She was right.
It was such a different experience than Finn. It wasn’t that same overwhelming moment, it was a little more matter-of-fact. Baby. Okay. I felt a strange disconnect. Where my connection with Finn, and I think Megan’s as well, has always been strong and intense, it just wasn’t quite there with Zivia. Then I held her for a little bit and this kid, well, she loves me. She really does. She calms down when I hold her. And I love her. It’s amazing. She’ll never be Finn because no one can, but she’ll be our Zivia, and she’s pretty awesome.
More about the sibling adjustment, which is rough. Now it’s time to feed my family.
Originally uploaded by Sacha Digi
she’s here…I’ll post the birth story when I have time. Megan is wrecked but doing well. Zivia is sweet and we’re totally shocked that she’s a GIRL. Wow.
Time for bed.
well, my wife is as big as a house! Life is busy as we get ready for Beanie to make his/her appearance.
Three blew in with a vengeance and M. and I were left spinning. Wowza.
Something I’ve found about parenting is to make it successful I really need to lower my expectations. Things go awry when what I expect is something Finn is not capable of doing. The problem is that as he gets older he actually is becoming more capable. So it becomes YOU PICKED UP YOUR TOYS LAST WEEK WHY CAN’T YOU DO IT RIGHT NOW????? Then I walk out of the room as he dumps his blocks on the floor for the third time that day.
Ah, the not so magical age of three.
The reality is that he just can’t. There is no single moment when things happen, when children just CAN. Growing and learning are both processes that never work in any sort of linear or organized manner. The thing is that as adults we want them to work in a way that we can understand and that allows us to anticipate the end of the hell of the Threenager, or the crying infant, or the rebellious teenager, or the impertinent nine year old. We spend a lot of time just waiting for it to end. Please let it END.
So we have our threenager. He’s a pain in the ass. He pretends not to listen. He dumps crap all over the floor and then says “mommy clean up”. He won’t brush his teeth without a fight. He totally doesn’t care about our feelings. He doddles when he knows we’re trying to get out of the house fast. He tells us he wants to go somewhere then refuses to get dressed. He’s infuriating.

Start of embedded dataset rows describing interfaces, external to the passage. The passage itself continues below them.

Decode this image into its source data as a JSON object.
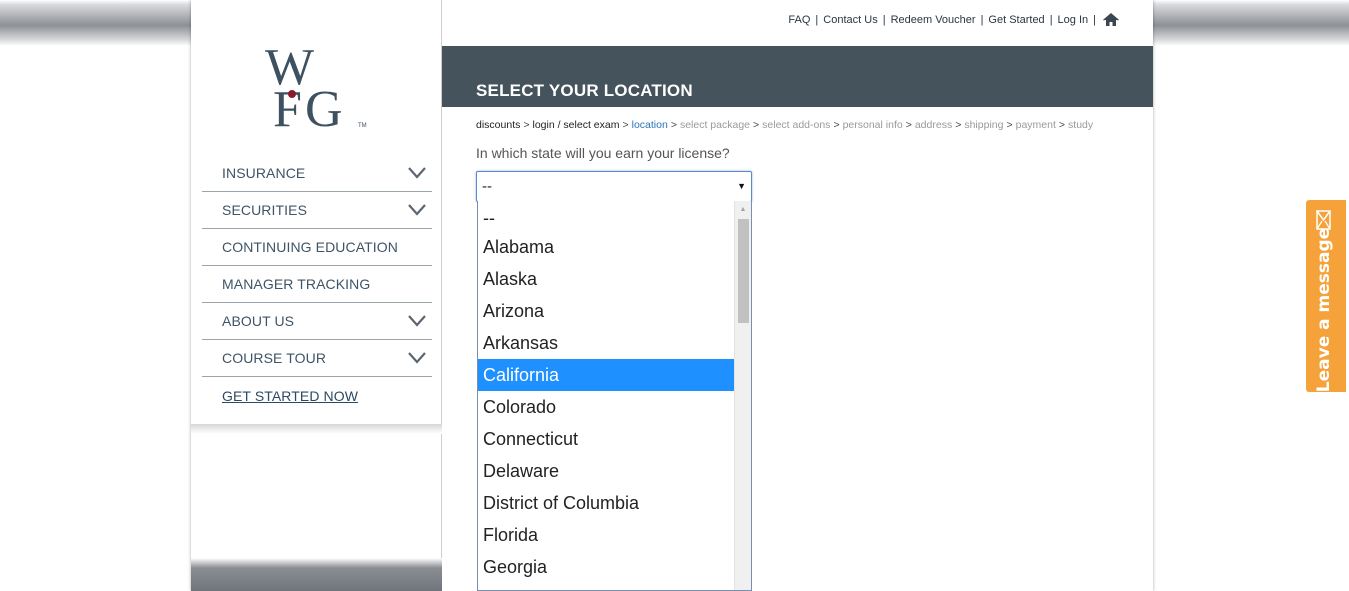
{
  "top_links": {
    "faq": "FAQ",
    "contact": "Contact Us",
    "redeem": "Redeem Voucher",
    "started": "Get Started",
    "login": "Log In",
    "separator": "|",
    "home_icon": "home-icon"
  },
  "logo": {
    "text_w": "W",
    "text_f": "F",
    "text_g": "G",
    "tm": "TM"
  },
  "sidebar": {
    "items": [
      {
        "label": "INSURANCE",
        "has_chevron": true
      },
      {
        "label": "SECURITIES",
        "has_chevron": true
      },
      {
        "label": "CONTINUING EDUCATION",
        "has_chevron": false
      },
      {
        "label": "MANAGER TRACKING",
        "has_chevron": false
      },
      {
        "label": "ABOUT US",
        "has_chevron": true
      },
      {
        "label": "COURSE TOUR",
        "has_chevron": true
      },
      {
        "label": "GET STARTED NOW",
        "has_chevron": false
      }
    ]
  },
  "header": {
    "title": "SELECT YOUR LOCATION"
  },
  "breadcrumb": {
    "steps": [
      {
        "label": "discounts",
        "state": "done"
      },
      {
        "label": "login / select exam",
        "state": "done"
      },
      {
        "label": "location",
        "state": "current"
      },
      {
        "label": "select package",
        "state": "todo"
      },
      {
        "label": "select add-ons",
        "state": "todo"
      },
      {
        "label": "personal info",
        "state": "todo"
      },
      {
        "label": "address",
        "state": "todo"
      },
      {
        "label": "shipping",
        "state": "todo"
      },
      {
        "label": "payment",
        "state": "todo"
      },
      {
        "label": "study",
        "state": "todo"
      }
    ],
    "separator": ">"
  },
  "form": {
    "question": "In which state will you earn your license?",
    "selected_value": "--",
    "arrow": "▼",
    "options": [
      "--",
      "Alabama",
      "Alaska",
      "Arizona",
      "Arkansas",
      "California",
      "Colorado",
      "Connecticut",
      "Delaware",
      "District of Columbia",
      "Florida",
      "Georgia"
    ],
    "highlighted_option": "California"
  },
  "leave_message": {
    "label": "Leave a message",
    "icon": "mail-icon"
  },
  "colors": {
    "header_bar": "#45535c",
    "nav_text": "#3f5467",
    "breadcrumb_current": "#2b77b5",
    "highlight": "#1e90ff",
    "leave_tab": "#f6a23b",
    "logo_dot": "#8b1a2b",
    "logo_letters": "#3e5160"
  }
}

And wonderful. Amazingly delightful. As long as I don’t expect a lot out of him and remember to enjoy being around him.
Originally uploaded by Sacha Digi
two weeks late, but this is what one boy named Finn looks like on his third birthday. I might go as far to call him schmandsome.

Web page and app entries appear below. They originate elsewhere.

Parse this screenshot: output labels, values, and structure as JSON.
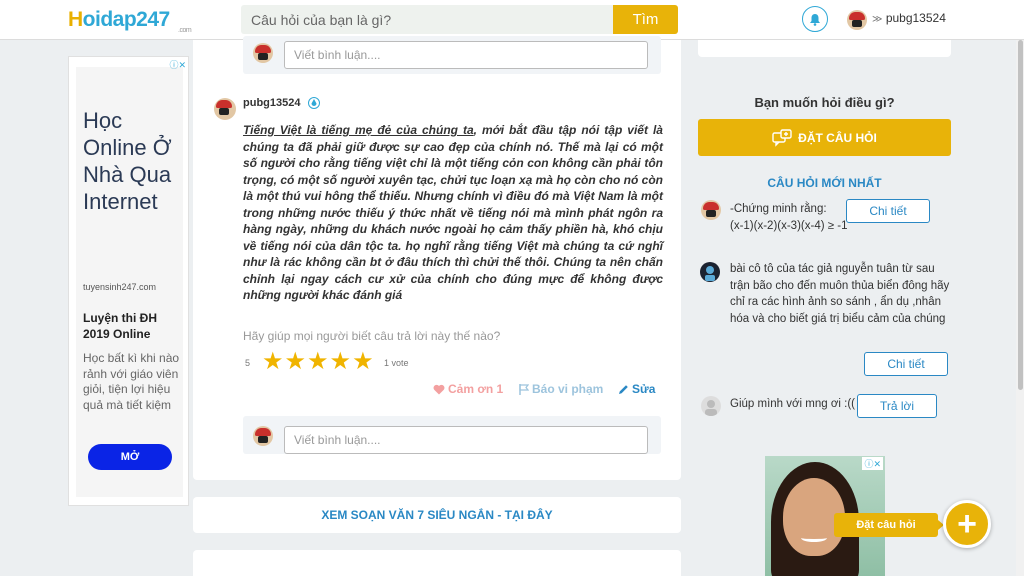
{
  "header": {
    "logo_h": "H",
    "logo_text": "oidap247",
    "logo_com": ".com",
    "search_placeholder": "Câu hỏi của bạn là gì?",
    "search_button": "Tìm",
    "username": "pubg13524"
  },
  "left_ad": {
    "title": "Học Online Ở Nhà Qua Internet",
    "domain": "tuyensinh247.com",
    "subtitle": "Luyện thi ĐH 2019 Online",
    "description": "Học bất kì khi nào rảnh với giáo viên giỏi, tiện lợi hiệu quả mà tiết kiệm",
    "button": "MỞ"
  },
  "answer": {
    "comment_placeholder": "Viết bình luận....",
    "username": "pubg13524",
    "body_underlined": "Tiếng Việt là tiếng mẹ đẻ của chúng ta",
    "body_rest": ", mới bắt đầu tập nói tập viết là chúng ta đã phải giữ được sự cao đẹp của chính nó. Thế mà lại có một số người cho rằng tiếng việt chỉ là một tiếng cỏn con không cần phải tôn trọng, có một số người xuyên tạc, chửi tục loạn xạ mà họ còn cho nó còn là một thú vui hông thể thiếu. Nhưng chính vì điều đó mà Việt Nam là một trong những nước thiếu ý thức nhất về tiếng nói mà mình phát ngôn ra hàng ngày,  những du khách nước ngoài họ cảm thấy phiền hà, khó chịu về tiếng nói của dân tộc ta. họ nghĩ rằng tiếng Việt mà chúng ta cứ nghĩ như là rác không cần bt ở đâu thích thì chửi thế thôi. Chúng ta nên chấn chỉnh lại ngay cách cư xử của chính cho đúng mực để không được những người khác đánh giá",
    "help_text": "Hãy giúp mọi người biết câu trả lời này thế nào?",
    "rating": "5",
    "star_count": 5,
    "votes": "1 vote",
    "thanks": "Cảm ơn 1",
    "report": "Báo vi phạm",
    "edit": "Sửa"
  },
  "banner": {
    "text": "XEM SOẠN VĂN 7 SIÊU NGẮN - TẠI ĐÂY"
  },
  "sidebar": {
    "ask_title": "Bạn muốn hỏi điều gì?",
    "ask_button": "ĐẶT CÂU HỎI",
    "latest_title": "CÂU HỎI MỚI NHẤT",
    "questions": [
      {
        "line1": "-Chứng minh rằng:",
        "line2": "(x-1)(x-2)(x-3)(x-4)  ≥ -1",
        "button": "Chi tiết"
      },
      {
        "text": "bài cô tô của tác giả nguyễn tuân từ sau trận bão cho đến muôn thủa biển đông hãy chỉ ra các hình ảnh so sánh , ẩn dụ ,nhân hóa và cho biết giá trị biểu cảm của chúng",
        "button": "Chi tiết"
      },
      {
        "text": "Giúp mình với mng ơi :((",
        "button": "Trả lời"
      }
    ]
  },
  "fab": {
    "label": "Đặt câu hỏi",
    "symbol": "+"
  },
  "icons": {
    "search": "search-icon",
    "bell": "bell-icon",
    "heart": "heart-icon",
    "flag": "flag-icon",
    "pencil": "pencil-icon",
    "ask": "question-bubble-icon"
  },
  "colors": {
    "accent": "#e8b309",
    "link": "#2a88c4",
    "logo": "#2fa8d6"
  }
}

We had a nice birthday. Just the three of us. A haircut. A bath and snuggle. Hanging out.
Then we had a party the next day. DtD and BF, grandma and grandpa, and Finn’s friend Tristan and his moms. Very tasty chocolate cake. All was good.

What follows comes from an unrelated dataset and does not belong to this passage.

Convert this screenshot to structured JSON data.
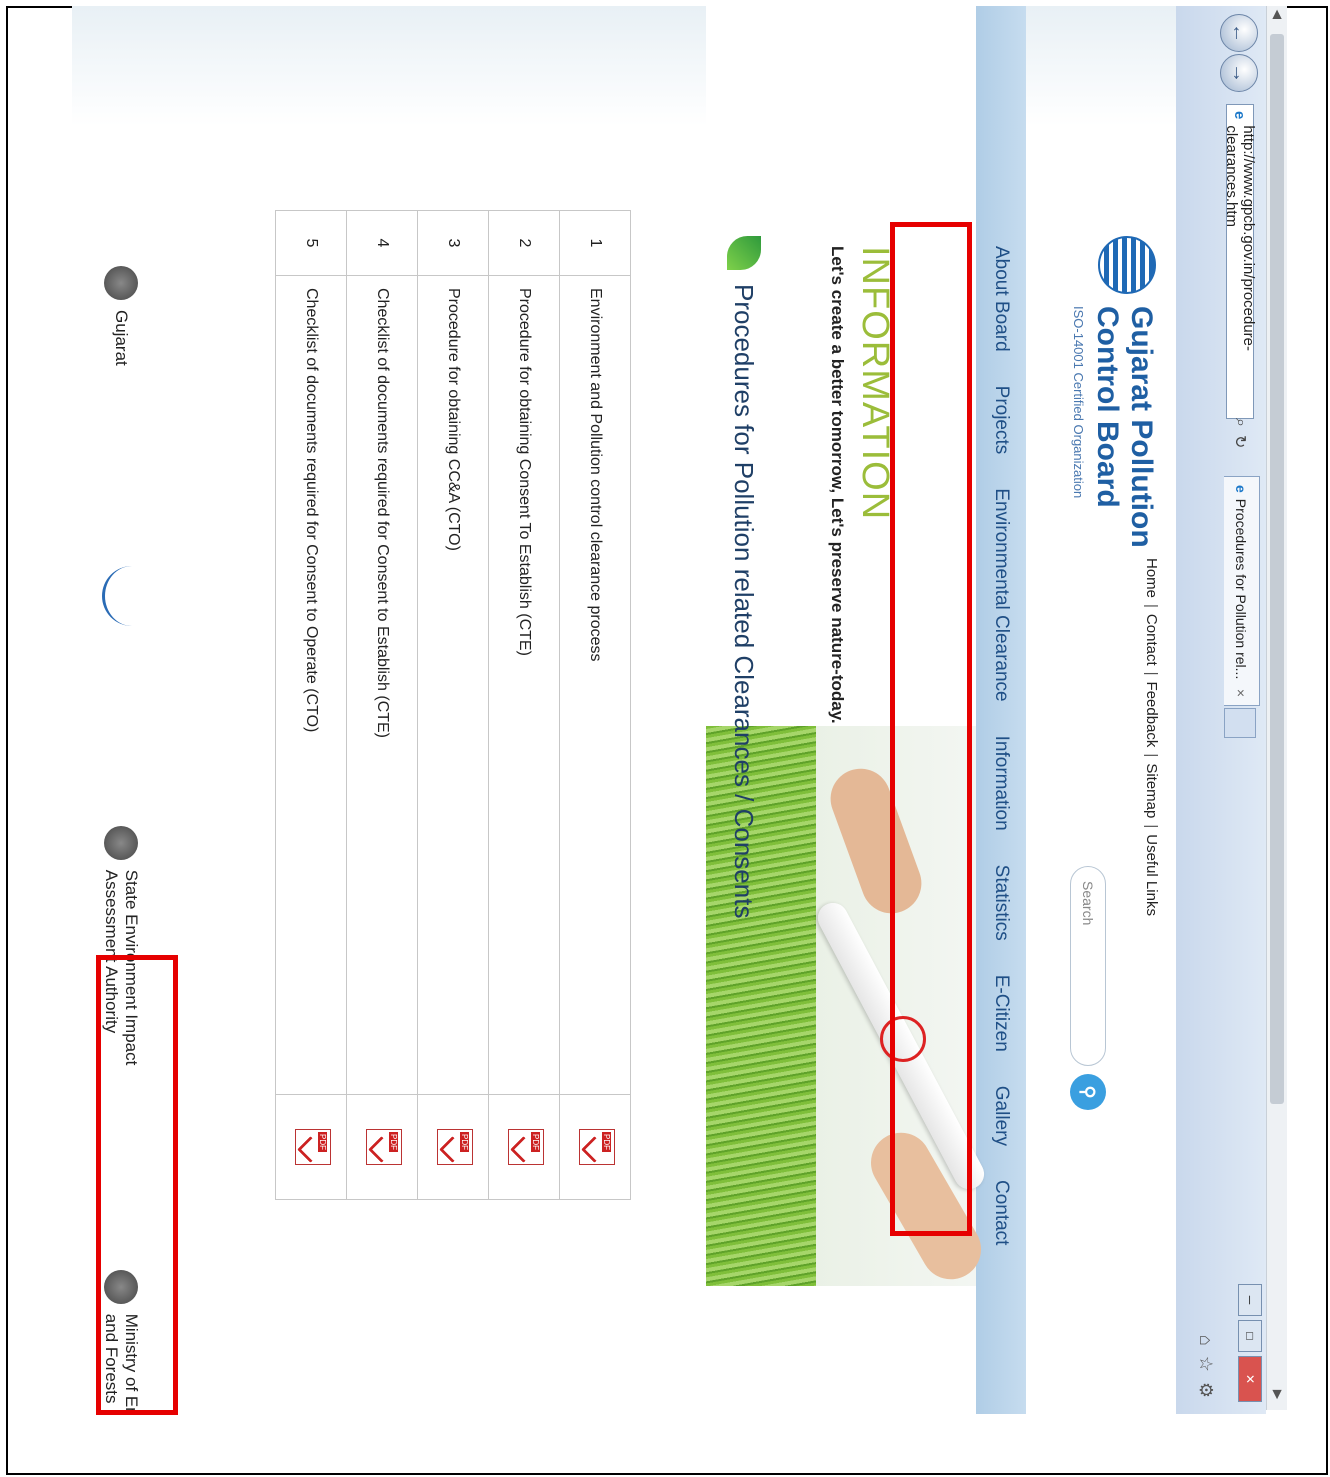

Happiest of birthdays to my dear boy. We love you. Three is quite a ride so far but that’s an entirely different blog post.
The ultrasound is done. Seems M.’s fears of Tamu dying and the baby’s health being linked together were unfounded. He/she was kicking and partying up a storm.
LB likes his fingers. Especially his left hand, and appears to have found his thumb.
We didn’t take Finner. M. and I need a little something for ourselves in this pregnancy. It was really nice.